• [Description of the task] Report every line of the records that contains the word "this".

• [Supplied data]
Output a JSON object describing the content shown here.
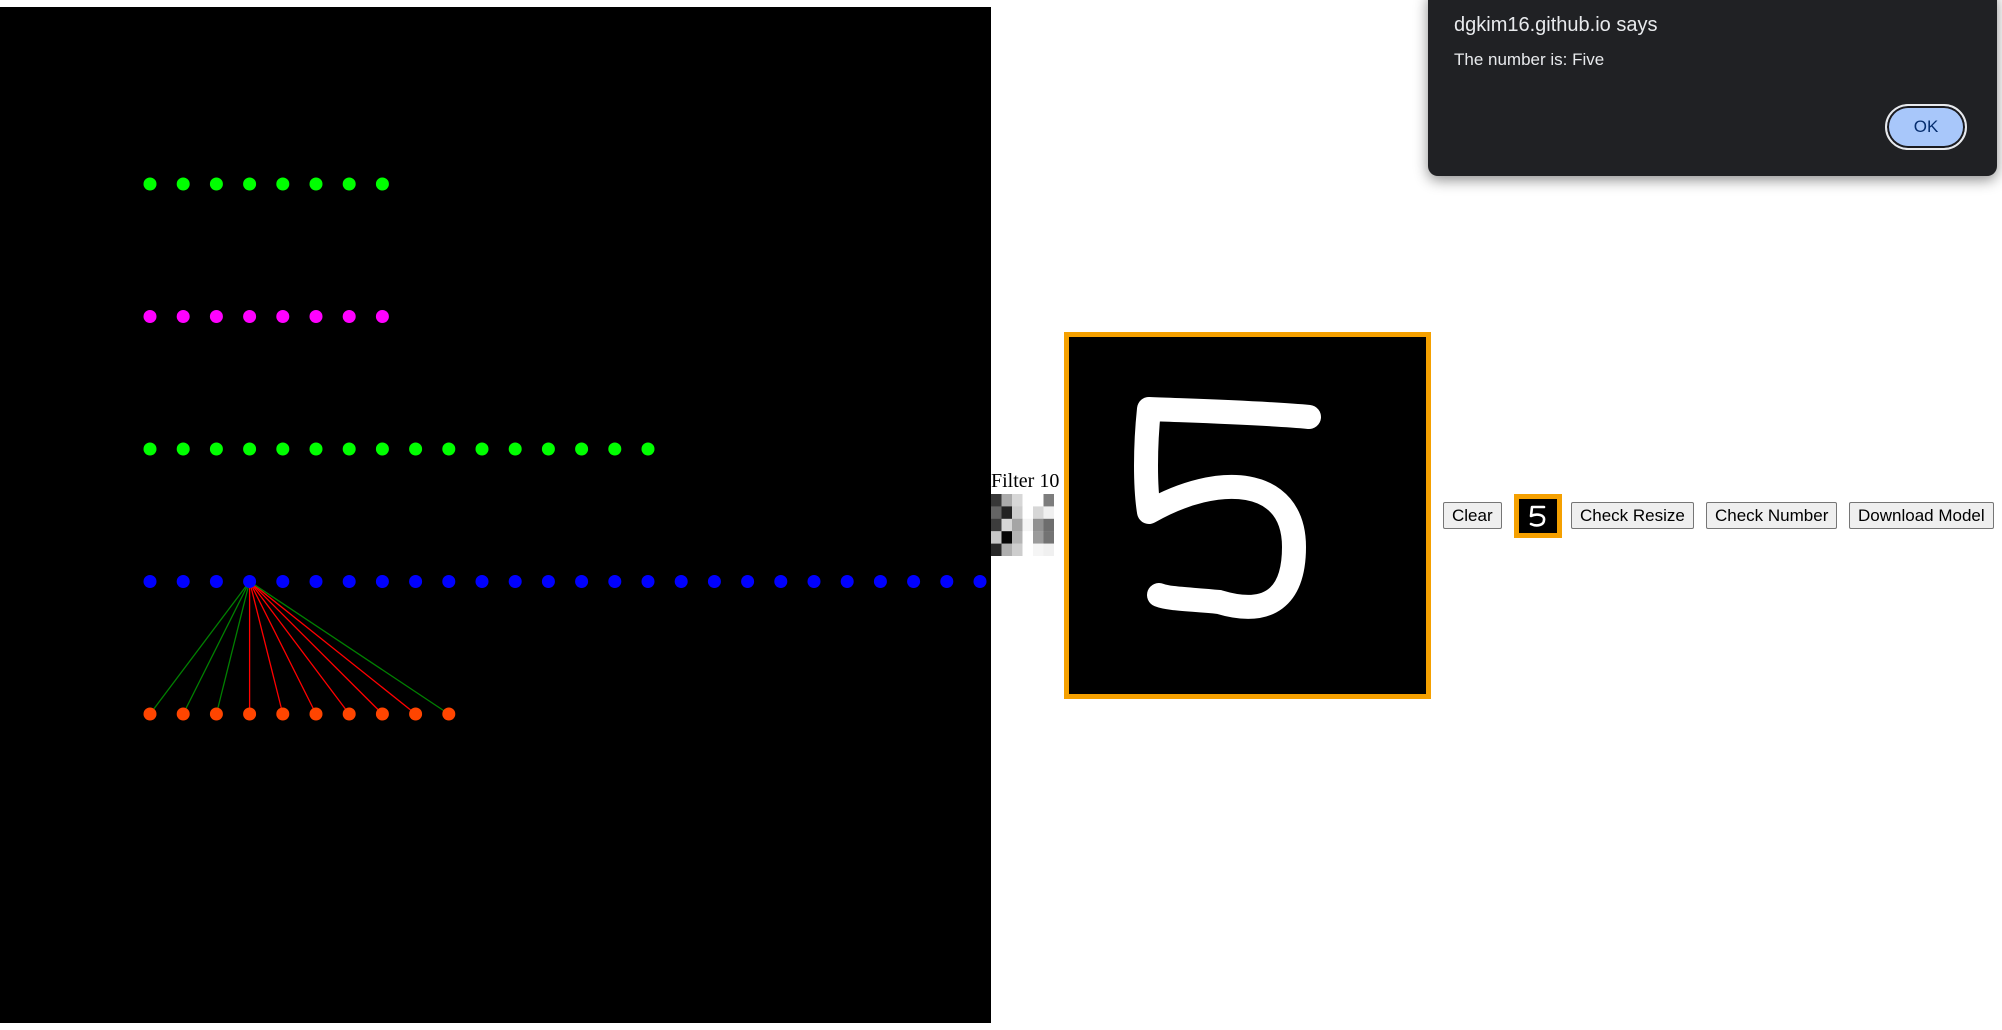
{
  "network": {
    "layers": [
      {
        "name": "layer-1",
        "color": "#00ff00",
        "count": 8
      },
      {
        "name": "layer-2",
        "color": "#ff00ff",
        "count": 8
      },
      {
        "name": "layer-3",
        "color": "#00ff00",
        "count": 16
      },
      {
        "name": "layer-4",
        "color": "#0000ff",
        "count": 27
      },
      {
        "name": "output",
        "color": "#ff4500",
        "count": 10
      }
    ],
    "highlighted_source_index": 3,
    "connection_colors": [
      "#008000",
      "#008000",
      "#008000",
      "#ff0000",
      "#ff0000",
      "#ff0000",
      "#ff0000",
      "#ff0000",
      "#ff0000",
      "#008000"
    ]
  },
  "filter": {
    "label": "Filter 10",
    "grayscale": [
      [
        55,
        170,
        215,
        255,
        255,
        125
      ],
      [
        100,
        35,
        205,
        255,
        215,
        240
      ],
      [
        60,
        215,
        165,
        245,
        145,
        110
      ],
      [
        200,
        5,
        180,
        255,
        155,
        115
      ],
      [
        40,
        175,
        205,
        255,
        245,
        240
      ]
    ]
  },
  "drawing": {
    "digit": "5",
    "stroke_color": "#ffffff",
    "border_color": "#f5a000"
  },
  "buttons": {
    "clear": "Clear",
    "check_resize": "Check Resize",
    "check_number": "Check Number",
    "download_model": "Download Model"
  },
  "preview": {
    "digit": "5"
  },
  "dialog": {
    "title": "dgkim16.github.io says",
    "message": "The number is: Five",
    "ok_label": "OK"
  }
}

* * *

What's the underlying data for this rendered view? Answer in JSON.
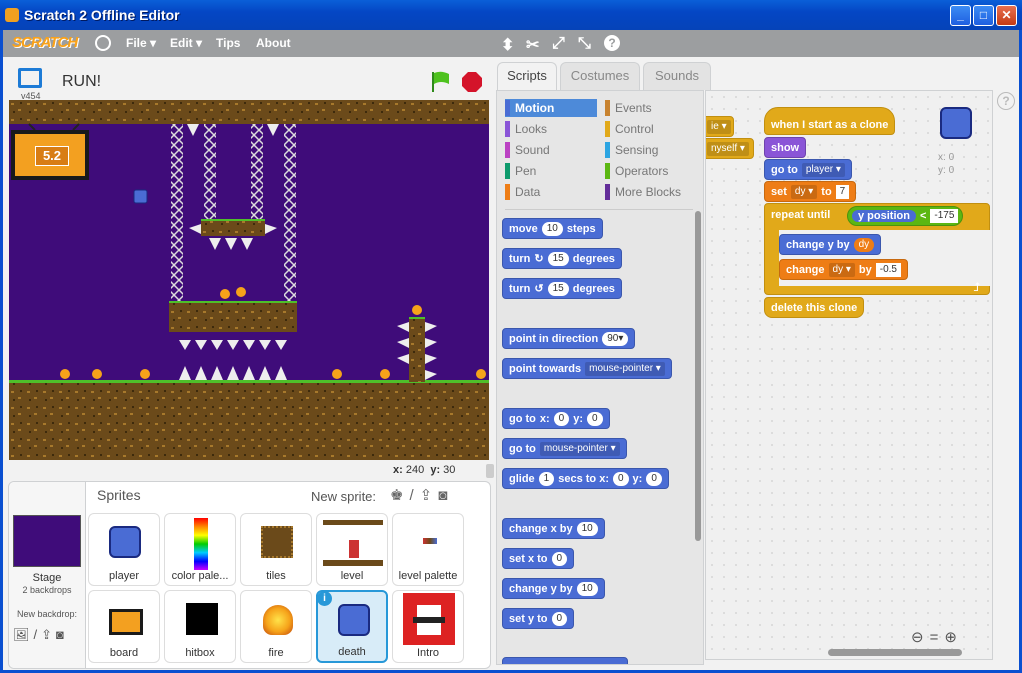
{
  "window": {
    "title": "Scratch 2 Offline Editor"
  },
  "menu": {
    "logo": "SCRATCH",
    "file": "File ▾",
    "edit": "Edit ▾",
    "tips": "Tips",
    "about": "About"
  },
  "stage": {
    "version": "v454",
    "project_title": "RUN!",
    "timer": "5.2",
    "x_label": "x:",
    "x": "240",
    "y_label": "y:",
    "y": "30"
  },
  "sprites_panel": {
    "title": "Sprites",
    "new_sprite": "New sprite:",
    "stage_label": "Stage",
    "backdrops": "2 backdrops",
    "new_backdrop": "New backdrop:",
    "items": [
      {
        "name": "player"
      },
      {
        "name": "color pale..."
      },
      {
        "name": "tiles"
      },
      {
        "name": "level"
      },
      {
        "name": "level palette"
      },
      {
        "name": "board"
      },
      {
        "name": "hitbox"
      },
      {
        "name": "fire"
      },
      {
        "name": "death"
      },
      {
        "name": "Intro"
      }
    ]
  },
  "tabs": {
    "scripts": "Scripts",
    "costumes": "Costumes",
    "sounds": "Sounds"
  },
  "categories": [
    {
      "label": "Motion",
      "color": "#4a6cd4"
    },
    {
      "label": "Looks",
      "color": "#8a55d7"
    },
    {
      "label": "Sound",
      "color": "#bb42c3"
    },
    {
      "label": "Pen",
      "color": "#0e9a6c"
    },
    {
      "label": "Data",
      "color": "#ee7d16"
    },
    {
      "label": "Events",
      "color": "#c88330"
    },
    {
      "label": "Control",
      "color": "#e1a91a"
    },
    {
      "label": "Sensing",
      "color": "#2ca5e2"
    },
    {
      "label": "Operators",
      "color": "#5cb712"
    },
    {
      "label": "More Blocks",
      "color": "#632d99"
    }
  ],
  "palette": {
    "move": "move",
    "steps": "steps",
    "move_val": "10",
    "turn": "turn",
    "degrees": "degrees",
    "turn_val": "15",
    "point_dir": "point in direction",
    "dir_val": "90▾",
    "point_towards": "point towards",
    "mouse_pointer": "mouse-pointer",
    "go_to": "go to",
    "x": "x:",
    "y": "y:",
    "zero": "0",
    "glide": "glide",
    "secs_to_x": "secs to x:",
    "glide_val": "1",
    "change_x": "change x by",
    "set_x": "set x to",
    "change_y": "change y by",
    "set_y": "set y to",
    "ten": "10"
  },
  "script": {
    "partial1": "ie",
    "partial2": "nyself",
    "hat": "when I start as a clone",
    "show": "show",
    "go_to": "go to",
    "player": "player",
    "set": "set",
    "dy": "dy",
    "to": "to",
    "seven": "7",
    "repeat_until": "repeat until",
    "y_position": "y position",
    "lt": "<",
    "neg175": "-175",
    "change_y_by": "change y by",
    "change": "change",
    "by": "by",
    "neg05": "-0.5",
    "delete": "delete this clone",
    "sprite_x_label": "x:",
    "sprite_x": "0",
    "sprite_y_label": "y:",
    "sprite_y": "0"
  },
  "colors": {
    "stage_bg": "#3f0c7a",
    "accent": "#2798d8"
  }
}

• [Task output]
What's the underlying data for this rendered view? Answer in JSON.
    "delete": "delete this clone",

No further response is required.